EXERCISE DATA: Begin

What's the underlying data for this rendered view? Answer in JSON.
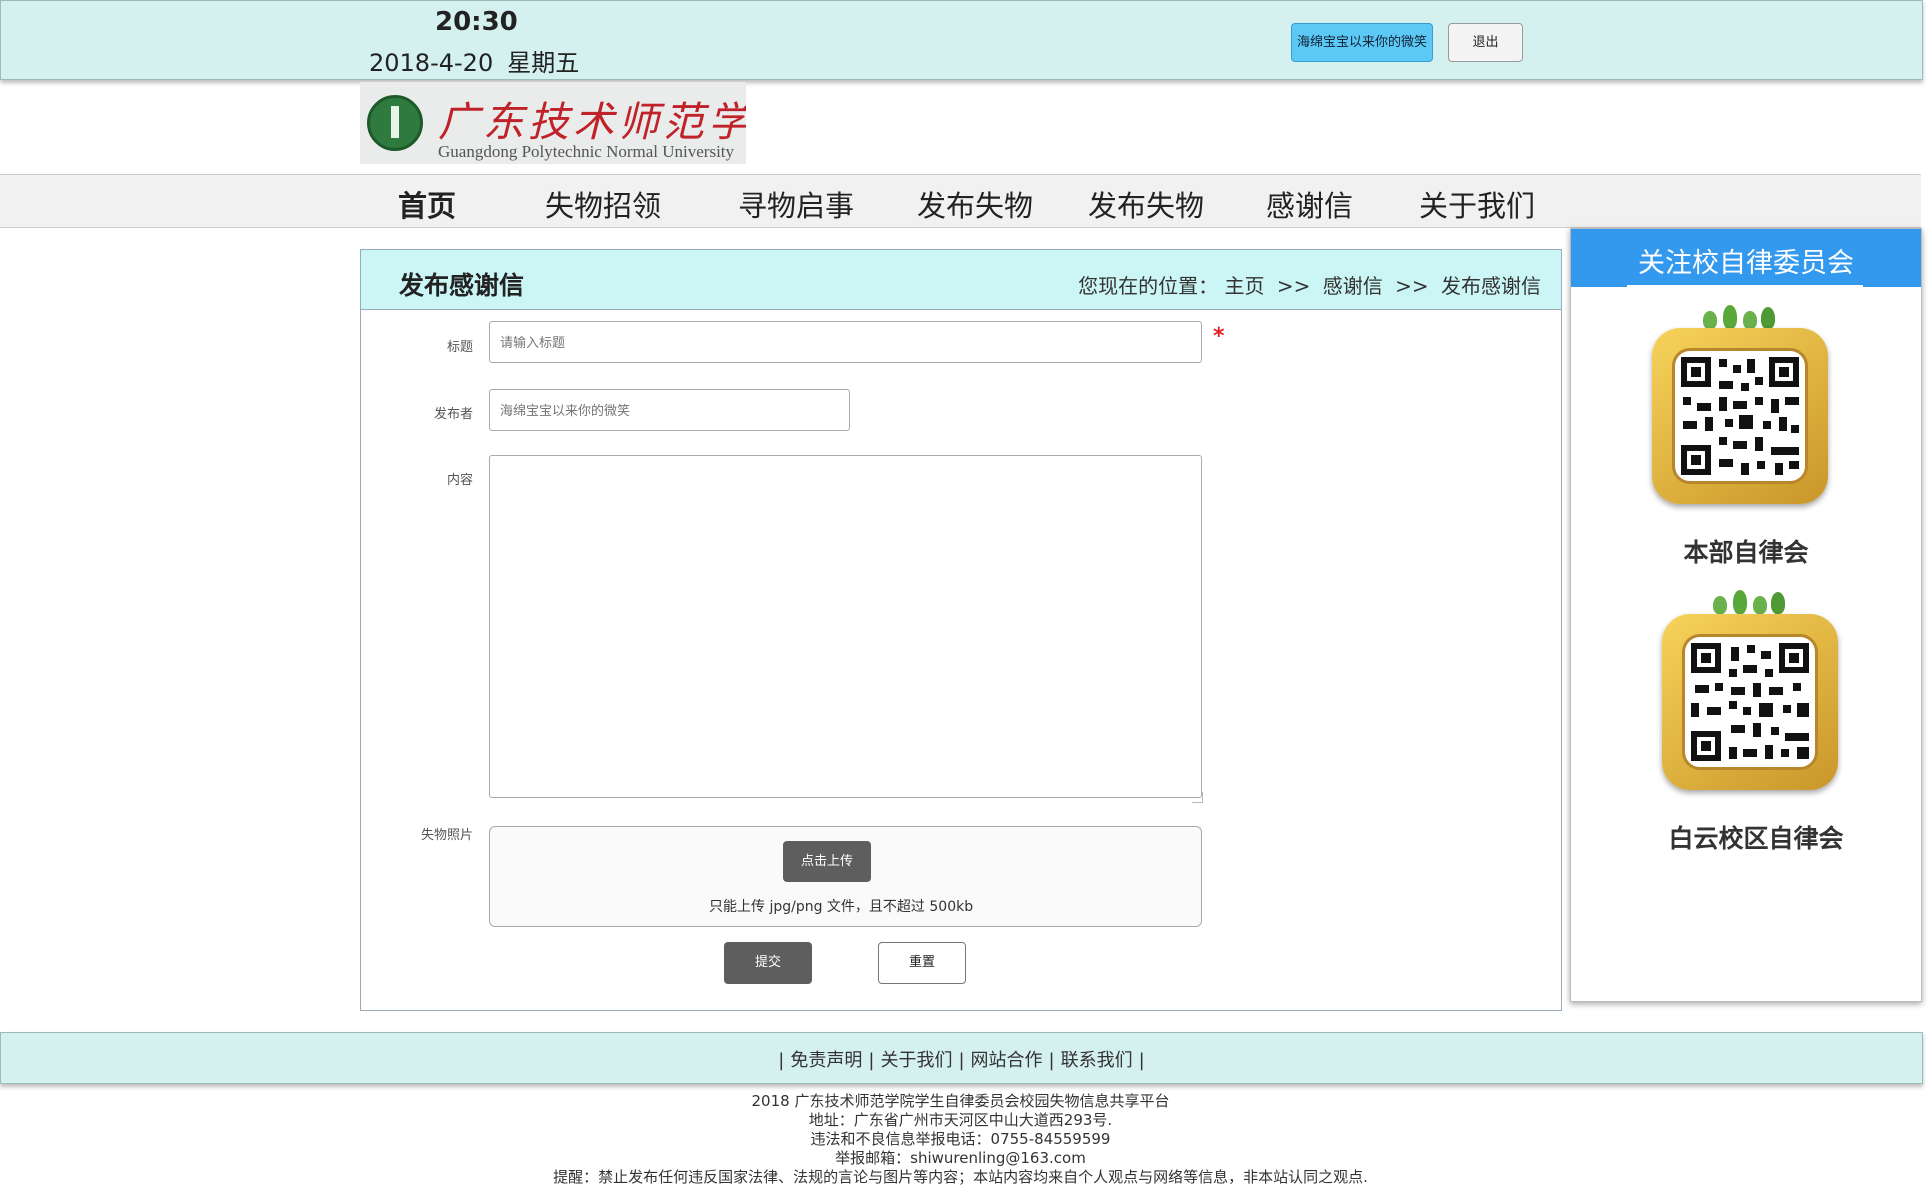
{
  "topbar": {
    "time": "20:30",
    "date": "2018-4-20",
    "weekday": "星期五",
    "user_button": "海绵宝宝以来你的微笑",
    "logout": "退出"
  },
  "logo": {
    "cn": "广东技术师范学院",
    "en": "Guangdong Polytechnic Normal University"
  },
  "nav": [
    "首页",
    "失物招领",
    "寻物启事",
    "发布失物",
    "发布失物",
    "感谢信",
    "关于我们"
  ],
  "panel": {
    "title": "发布感谢信",
    "crumb_prefix": "您现在的位置：",
    "crumbs": [
      "主页",
      ">>",
      "感谢信",
      ">>",
      "发布感谢信"
    ]
  },
  "form": {
    "title_label": "标题",
    "title_placeholder": "请输入标题",
    "required_mark": "*",
    "author_label": "发布者",
    "author_placeholder": "海绵宝宝以来你的微笑",
    "content_label": "内容",
    "photo_label": "失物照片",
    "upload_button": "点击上传",
    "upload_hint": "只能上传 jpg/png 文件，且不超过 500kb",
    "submit": "提交",
    "reset": "重置"
  },
  "sidebar": {
    "title": "关注校自律委员会",
    "qr1_label": "本部自律会",
    "qr2_label": "白云校区自律会"
  },
  "footer": {
    "links": [
      "免责声明",
      "关于我们",
      "网站合作",
      "联系我们"
    ],
    "lines": [
      "2018 广东技术师范学院学生自律委员会校园失物信息共享平台",
      "地址：广东省广州市天河区中山大道西293号.",
      "违法和不良信息举报电话：0755-84559599",
      "举报邮箱：shiwurenling@163.com",
      "提醒：禁止发布任何违反国家法律、法规的言论与图片等内容；本站内容均来自个人观点与网络等信息，非本站认同之观点."
    ]
  },
  "colors": {
    "topbar_bg": "#d4f1ef",
    "panel_head_bg": "#cbf6f5",
    "sidebar_head_bg": "#3399ee",
    "user_button_bg": "#5bc8f5",
    "required": "#e02020"
  }
}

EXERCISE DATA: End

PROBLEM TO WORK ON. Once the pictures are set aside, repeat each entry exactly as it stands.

TASK ANSWER.
What's the underlying data for this rendered view? Answer in JSON.
{
  "topbar": {
    "time": "20:30",
    "date": "2018-4-20",
    "weekday": "星期五",
    "user_button": "海绵宝宝以来你的微笑",
    "logout": "退出"
  },
  "logo": {
    "cn": "广东技术师范学院",
    "en": "Guangdong Polytechnic Normal University"
  },
  "nav": [
    "首页",
    "失物招领",
    "寻物启事",
    "发布失物",
    "发布失物",
    "感谢信",
    "关于我们"
  ],
  "panel": {
    "title": "发布感谢信",
    "crumb_prefix": "您现在的位置：",
    "crumbs": [
      "主页",
      ">>",
      "感谢信",
      ">>",
      "发布感谢信"
    ]
  },
  "form": {
    "title_label": "标题",
    "title_placeholder": "请输入标题",
    "required_mark": "*",
    "author_label": "发布者",
    "author_placeholder": "海绵宝宝以来你的微笑",
    "content_label": "内容",
    "photo_label": "失物照片",
    "upload_button": "点击上传",
    "upload_hint": "只能上传 jpg/png 文件，且不超过 500kb",
    "submit": "提交",
    "reset": "重置"
  },
  "sidebar": {
    "title": "关注校自律委员会",
    "qr1_label": "本部自律会",
    "qr2_label": "白云校区自律会"
  },
  "footer": {
    "links": [
      "免责声明",
      "关于我们",
      "网站合作",
      "联系我们"
    ],
    "lines": [
      "2018 广东技术师范学院学生自律委员会校园失物信息共享平台",
      "地址：广东省广州市天河区中山大道西293号.",
      "违法和不良信息举报电话：0755-84559599",
      "举报邮箱：shiwurenling@163.com",
      "提醒：禁止发布任何违反国家法律、法规的言论与图片等内容；本站内容均来自个人观点与网络等信息，非本站认同之观点."
    ]
  },
  "colors": {
    "topbar_bg": "#d4f1ef",
    "panel_head_bg": "#cbf6f5",
    "sidebar_head_bg": "#3399ee",
    "user_button_bg": "#5bc8f5",
    "required": "#e02020"
  }
}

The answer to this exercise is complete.